Why do we suffer?

Words often hide within themselves a secret. When we look for these secrets, the words begin to speak to us at a deeper level of understanding. The word to suffer means to bear or to hold – from below. Suffering is making a burden out of something. Suffering is wishing a fact to be different instead of paying attention to “what is”.  Suffering is to resist, to hold one’s breath, to harden, to be fearful and to worry, but the moment you pay attention, suffering stops and the energies begin to flow.

Most people are very attached to their suffering. We are not taking away one’s right to suffer in discussing the nature of suffering.

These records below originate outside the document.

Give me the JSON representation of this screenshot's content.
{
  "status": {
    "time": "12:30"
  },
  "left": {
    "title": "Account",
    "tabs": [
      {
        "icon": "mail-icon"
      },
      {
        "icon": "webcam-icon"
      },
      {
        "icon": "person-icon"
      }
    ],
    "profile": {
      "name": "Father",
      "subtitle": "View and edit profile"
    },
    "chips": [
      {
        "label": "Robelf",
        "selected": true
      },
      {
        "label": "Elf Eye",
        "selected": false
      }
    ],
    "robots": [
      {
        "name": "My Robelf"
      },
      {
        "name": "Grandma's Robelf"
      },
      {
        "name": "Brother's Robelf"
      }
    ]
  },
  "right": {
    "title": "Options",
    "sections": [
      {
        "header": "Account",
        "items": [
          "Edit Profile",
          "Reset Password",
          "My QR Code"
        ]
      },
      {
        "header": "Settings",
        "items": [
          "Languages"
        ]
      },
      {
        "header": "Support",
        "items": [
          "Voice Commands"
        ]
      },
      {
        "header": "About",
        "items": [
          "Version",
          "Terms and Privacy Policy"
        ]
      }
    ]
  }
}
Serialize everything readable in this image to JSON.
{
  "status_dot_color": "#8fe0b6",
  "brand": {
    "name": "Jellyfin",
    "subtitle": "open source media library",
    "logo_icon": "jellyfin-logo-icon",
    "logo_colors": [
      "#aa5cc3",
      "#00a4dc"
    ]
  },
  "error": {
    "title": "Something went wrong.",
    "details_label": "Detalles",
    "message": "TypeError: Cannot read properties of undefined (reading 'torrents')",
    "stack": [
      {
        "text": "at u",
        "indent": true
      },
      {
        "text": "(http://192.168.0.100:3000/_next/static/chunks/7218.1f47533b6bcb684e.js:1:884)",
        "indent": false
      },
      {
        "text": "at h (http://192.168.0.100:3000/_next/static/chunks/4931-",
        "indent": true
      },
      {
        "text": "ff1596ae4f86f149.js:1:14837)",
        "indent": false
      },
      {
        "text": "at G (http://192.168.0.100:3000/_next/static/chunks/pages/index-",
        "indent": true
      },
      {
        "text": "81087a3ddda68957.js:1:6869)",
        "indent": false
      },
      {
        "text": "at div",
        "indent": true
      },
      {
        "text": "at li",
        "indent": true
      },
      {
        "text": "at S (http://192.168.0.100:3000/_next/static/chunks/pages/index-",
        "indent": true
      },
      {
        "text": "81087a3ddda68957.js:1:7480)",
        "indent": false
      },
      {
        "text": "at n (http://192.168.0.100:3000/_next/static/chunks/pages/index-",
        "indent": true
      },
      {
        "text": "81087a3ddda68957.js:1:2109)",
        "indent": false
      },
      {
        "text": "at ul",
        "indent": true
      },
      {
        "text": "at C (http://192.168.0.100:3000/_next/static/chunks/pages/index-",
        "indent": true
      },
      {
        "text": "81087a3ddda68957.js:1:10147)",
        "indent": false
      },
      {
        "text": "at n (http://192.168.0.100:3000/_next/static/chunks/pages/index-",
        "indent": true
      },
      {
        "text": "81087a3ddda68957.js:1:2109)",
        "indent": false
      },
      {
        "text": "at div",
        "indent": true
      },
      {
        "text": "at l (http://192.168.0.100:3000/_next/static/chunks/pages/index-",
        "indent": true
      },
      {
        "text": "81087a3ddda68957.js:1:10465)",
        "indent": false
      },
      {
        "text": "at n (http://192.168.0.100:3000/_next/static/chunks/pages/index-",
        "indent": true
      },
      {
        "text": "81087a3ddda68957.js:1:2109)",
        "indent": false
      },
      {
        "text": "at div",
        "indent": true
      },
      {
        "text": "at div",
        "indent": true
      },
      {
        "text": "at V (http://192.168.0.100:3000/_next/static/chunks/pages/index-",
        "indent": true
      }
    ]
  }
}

One of the primary reasons we suffer is because we forget that at the root of all suffering is the choice to put an end to it. But it is not so simple, is it? In order to really be aware of this choice we need to first discover the difference between pain and suffering. Pain is for every sentient being, but suffering is a choice. Not suffering is not the denial of pain, but it is simply denial of suffering and of creating more suffering to others. It is the understanding that “I have a choice. I am free to breathe. Now, what am I going to do about it? Will I continue to hold on to “my” suffering?” 

Guruji Iyengar said “Yoga teaches us to cure what need not be endured and endure what cannot be cured.”

For creating a sense of consensus in our discussion, we are talking about psychological suffering that is caused through pains (at whatever level of being the pain might be, be it physical pain, mental pain or psychological pain).

Suffering begins when there is a feeling of disconnection and a fragmentation. A void is felt. For some reason, this feeling makes us very uneasy, and instead of looking at it, we look away or distract ourselves. The link between the Human and the Being is lost. We forget hence that we are Human-Beings. We have the human side, but we also have the Being in us, the consciousness. This void, it needs attention. It needs us to look at it as it is, without wanting to change it. This attention is love. We are not talking about personal love or the love of a personality. All that is different from this. The love that is found in attending to something without wanting to change it, is of a very different quality. In such an attention, there is transformation of that which is watching and that which is being watched. So can we look more carefully?

When we understand that at the heart of all pain is a teaching, it obliges us to pay attention to what is happening. The subtle always alters the gross. This is the way of Nature. So can we pay attention to the subtle? Can we dig a bit deeper? Can we hold the question a bit longer, without seeking a conclusion, an answer, because that inevitably tramples the question? Can we breathe a bit slower? Think a bit slower? Can we become free from wanting to find a solution to the human problem? Can we observe without the frontal brain becoming hard and over analyzing? If we can, then the pain becomes the teacher and not a cause for suffering. The birth of attention and the knowledge of the subtle, is the death of suffering. They cannot co-exist.

So why do you suffer? Have you ever asked yourself this question? Ask it now.